▸ **Exercise brief**
The required answer is the data below, restated word for word with images omitted.

Top of Data for processing

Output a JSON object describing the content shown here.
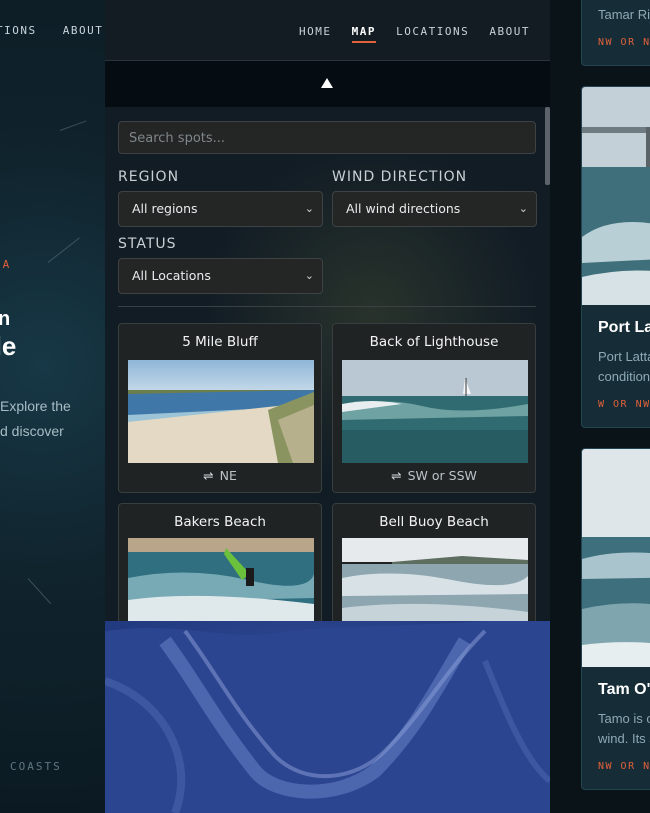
{
  "left_panel": {
    "nav_partial": [
      "TIONS",
      "ABOUT"
    ],
    "eyebrow": "IA",
    "heading_lines": [
      "n",
      "de"
    ],
    "description_lines": [
      "Explore the",
      "d discover"
    ],
    "footer_text": "COASTS"
  },
  "header": {
    "nav": [
      {
        "label": "HOME",
        "active": false
      },
      {
        "label": "MAP",
        "active": true
      },
      {
        "label": "LOCATIONS",
        "active": false
      },
      {
        "label": "ABOUT",
        "active": false
      }
    ],
    "toggle_icon": "triangle-up-icon"
  },
  "filters": {
    "search_placeholder": "Search spots...",
    "region_label": "REGION",
    "region_value": "All regions",
    "wind_label": "WIND DIRECTION",
    "wind_value": "All wind directions",
    "status_label": "STATUS",
    "status_value": "All Locations"
  },
  "spots": [
    {
      "name": "5 Mile Bluff",
      "wind": "NE"
    },
    {
      "name": "Back of Lighthouse",
      "wind": "SW or SSW"
    },
    {
      "name": "Bakers Beach",
      "wind": ""
    },
    {
      "name": "Bell Buoy Beach",
      "wind": ""
    }
  ],
  "right_panel": {
    "top_card": {
      "desc": "Tamar Riv",
      "tag": "NW OR NE"
    },
    "cards": [
      {
        "title": "Port La",
        "desc_lines": [
          "Port Latta",
          "condition"
        ],
        "tag": "W OR NW"
      },
      {
        "title": "Tam O'",
        "desc_lines": [
          "Tamo is o",
          "wind. Its s"
        ],
        "tag": "NW OR NN"
      }
    ]
  },
  "colors": {
    "accent": "#e0603a",
    "card_bg": "#1f2324",
    "panel_bg": "#111c24"
  }
}
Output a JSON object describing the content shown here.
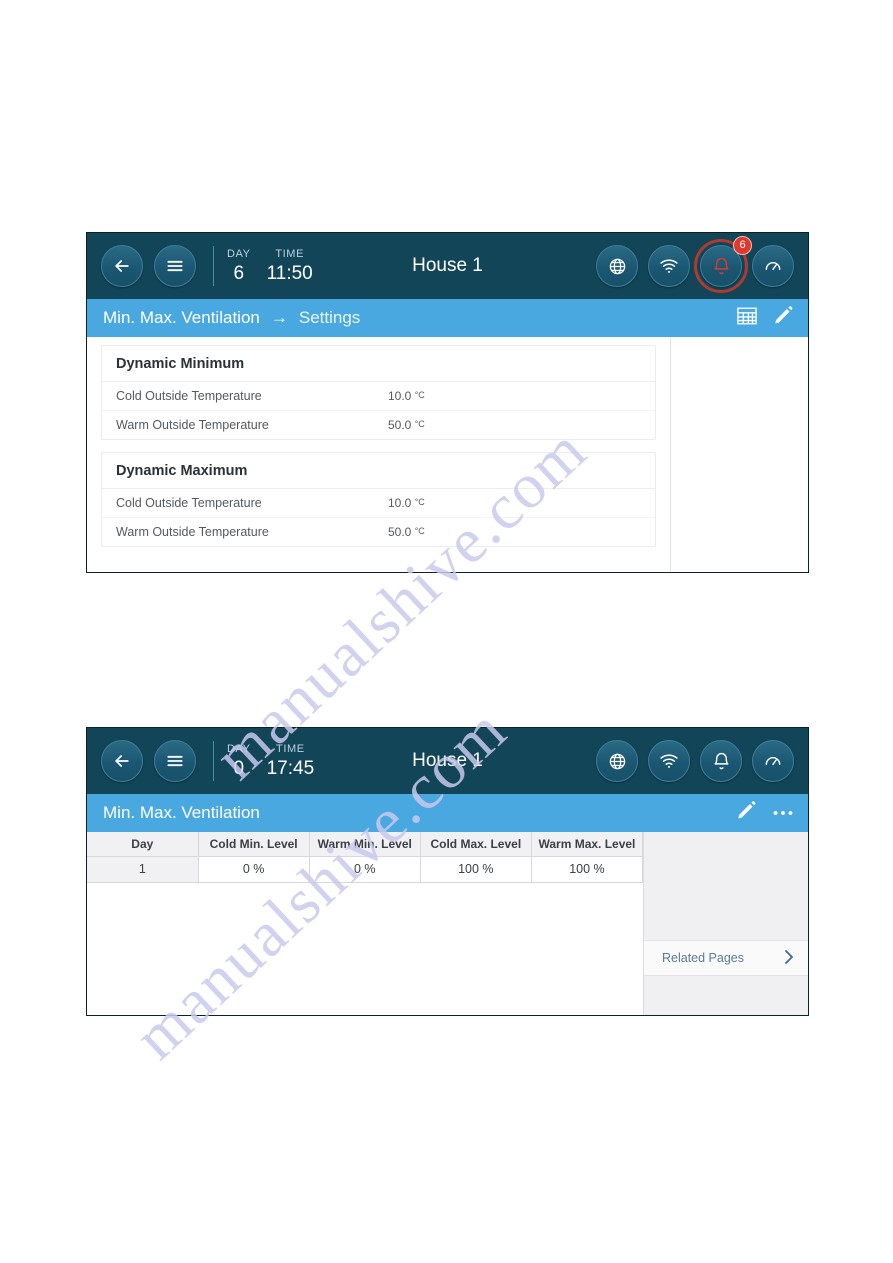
{
  "watermark": {
    "text": "manualshive.com"
  },
  "panels": [
    {
      "topbar": {
        "back_icon": "arrow-left-icon",
        "menu_icon": "hamburger-menu-icon",
        "day_label": "DAY",
        "day_value": "6",
        "time_label": "TIME",
        "time_value": "11:50",
        "title": "House 1",
        "globe_icon": "globe-icon",
        "wifi_icon": "wifi-icon",
        "bell_icon": "bell-icon",
        "bell_badge": "6",
        "gauge_icon": "gauge-icon",
        "alert_color": "#c0392b",
        "badge_color": "#e0392b",
        "bar_color": "#134559"
      },
      "subbar": {
        "crumb_1": "Min. Max. Ventilation",
        "crumb_arrow": "→",
        "crumb_2": "Settings",
        "table_icon": "table-grid-icon",
        "edit_icon": "pencil-edit-icon",
        "bar_color": "#4aa8e0"
      },
      "cards": [
        {
          "title": "Dynamic Minimum",
          "rows": [
            {
              "label": "Cold Outside Temperature",
              "value": "10.0",
              "unit": "°C"
            },
            {
              "label": "Warm Outside Temperature",
              "value": "50.0",
              "unit": "°C"
            }
          ]
        },
        {
          "title": "Dynamic Maximum",
          "rows": [
            {
              "label": "Cold Outside Temperature",
              "value": "10.0",
              "unit": "°C"
            },
            {
              "label": "Warm Outside Temperature",
              "value": "50.0",
              "unit": "°C"
            }
          ]
        }
      ]
    },
    {
      "topbar": {
        "back_icon": "arrow-left-icon",
        "menu_icon": "hamburger-menu-icon",
        "day_label": "DAY",
        "day_value": "0",
        "time_label": "TIME",
        "time_value": "17:45",
        "title": "House 1",
        "globe_icon": "globe-icon",
        "wifi_icon": "wifi-icon",
        "bell_icon": "bell-icon",
        "gauge_icon": "gauge-icon"
      },
      "subbar": {
        "crumb_1": "Min. Max. Ventilation",
        "edit_icon": "pencil-edit-icon",
        "more_icon": "ellipsis-more-icon"
      },
      "table": {
        "columns": [
          "Day",
          "Cold Min. Level",
          "Warm Min. Level",
          "Cold Max. Level",
          "Warm Max. Level"
        ],
        "rows": [
          [
            "1",
            "0 %",
            "0 %",
            "100 %",
            "100 %"
          ]
        ]
      },
      "sidebar": {
        "related_label": "Related Pages",
        "chevron_icon": "chevron-right-icon"
      }
    }
  ]
}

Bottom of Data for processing

▸ **Finished exercise**
Output a JSON object describing the content shown here.
{
  "left_panel": {
    "nav_partial": [
      "TIONS",
      "ABOUT"
    ],
    "eyebrow": "IA",
    "heading_lines": [
      "n",
      "de"
    ],
    "description_lines": [
      "Explore the",
      "d discover"
    ],
    "footer_text": "COASTS"
  },
  "header": {
    "nav": [
      {
        "label": "HOME",
        "active": false
      },
      {
        "label": "MAP",
        "active": true
      },
      {
        "label": "LOCATIONS",
        "active": false
      },
      {
        "label": "ABOUT",
        "active": false
      }
    ],
    "toggle_icon": "triangle-up-icon"
  },
  "filters": {
    "search_placeholder": "Search spots...",
    "region_label": "REGION",
    "region_value": "All regions",
    "wind_label": "WIND DIRECTION",
    "wind_value": "All wind directions",
    "status_label": "STATUS",
    "status_value": "All Locations"
  },
  "spots": [
    {
      "name": "5 Mile Bluff",
      "wind": "NE"
    },
    {
      "name": "Back of Lighthouse",
      "wind": "SW or SSW"
    },
    {
      "name": "Bakers Beach",
      "wind": ""
    },
    {
      "name": "Bell Buoy Beach",
      "wind": ""
    }
  ],
  "right_panel": {
    "top_card": {
      "desc": "Tamar Riv",
      "tag": "NW OR NE"
    },
    "cards": [
      {
        "title": "Port La",
        "desc_lines": [
          "Port Latta",
          "condition"
        ],
        "tag": "W OR NW"
      },
      {
        "title": "Tam O'",
        "desc_lines": [
          "Tamo is o",
          "wind. Its s"
        ],
        "tag": "NW OR NN"
      }
    ]
  },
  "colors": {
    "accent": "#e0603a",
    "card_bg": "#1f2324",
    "panel_bg": "#111c24"
  }
}
Output a JSON object describing the content shown here.
{
  "watermark": {
    "text": "manualshive.com"
  },
  "panels": [
    {
      "topbar": {
        "back_icon": "arrow-left-icon",
        "menu_icon": "hamburger-menu-icon",
        "day_label": "DAY",
        "day_value": "6",
        "time_label": "TIME",
        "time_value": "11:50",
        "title": "House 1",
        "globe_icon": "globe-icon",
        "wifi_icon": "wifi-icon",
        "bell_icon": "bell-icon",
        "bell_badge": "6",
        "gauge_icon": "gauge-icon",
        "alert_color": "#c0392b",
        "badge_color": "#e0392b",
        "bar_color": "#134559"
      },
      "subbar": {
        "crumb_1": "Min. Max. Ventilation",
        "crumb_arrow": "→",
        "crumb_2": "Settings",
        "table_icon": "table-grid-icon",
        "edit_icon": "pencil-edit-icon",
        "bar_color": "#4aa8e0"
      },
      "cards": [
        {
          "title": "Dynamic Minimum",
          "rows": [
            {
              "label": "Cold Outside Temperature",
              "value": "10.0",
              "unit": "°C"
            },
            {
              "label": "Warm Outside Temperature",
              "value": "50.0",
              "unit": "°C"
            }
          ]
        },
        {
          "title": "Dynamic Maximum",
          "rows": [
            {
              "label": "Cold Outside Temperature",
              "value": "10.0",
              "unit": "°C"
            },
            {
              "label": "Warm Outside Temperature",
              "value": "50.0",
              "unit": "°C"
            }
          ]
        }
      ]
    },
    {
      "topbar": {
        "back_icon": "arrow-left-icon",
        "menu_icon": "hamburger-menu-icon",
        "day_label": "DAY",
        "day_value": "0",
        "time_label": "TIME",
        "time_value": "17:45",
        "title": "House 1",
        "globe_icon": "globe-icon",
        "wifi_icon": "wifi-icon",
        "bell_icon": "bell-icon",
        "gauge_icon": "gauge-icon"
      },
      "subbar": {
        "crumb_1": "Min. Max. Ventilation",
        "edit_icon": "pencil-edit-icon",
        "more_icon": "ellipsis-more-icon"
      },
      "table": {
        "columns": [
          "Day",
          "Cold Min. Level",
          "Warm Min. Level",
          "Cold Max. Level",
          "Warm Max. Level"
        ],
        "rows": [
          [
            "1",
            "0 %",
            "0 %",
            "100 %",
            "100 %"
          ]
        ]
      },
      "sidebar": {
        "related_label": "Related Pages",
        "chevron_icon": "chevron-right-icon"
      }
    }
  ]
}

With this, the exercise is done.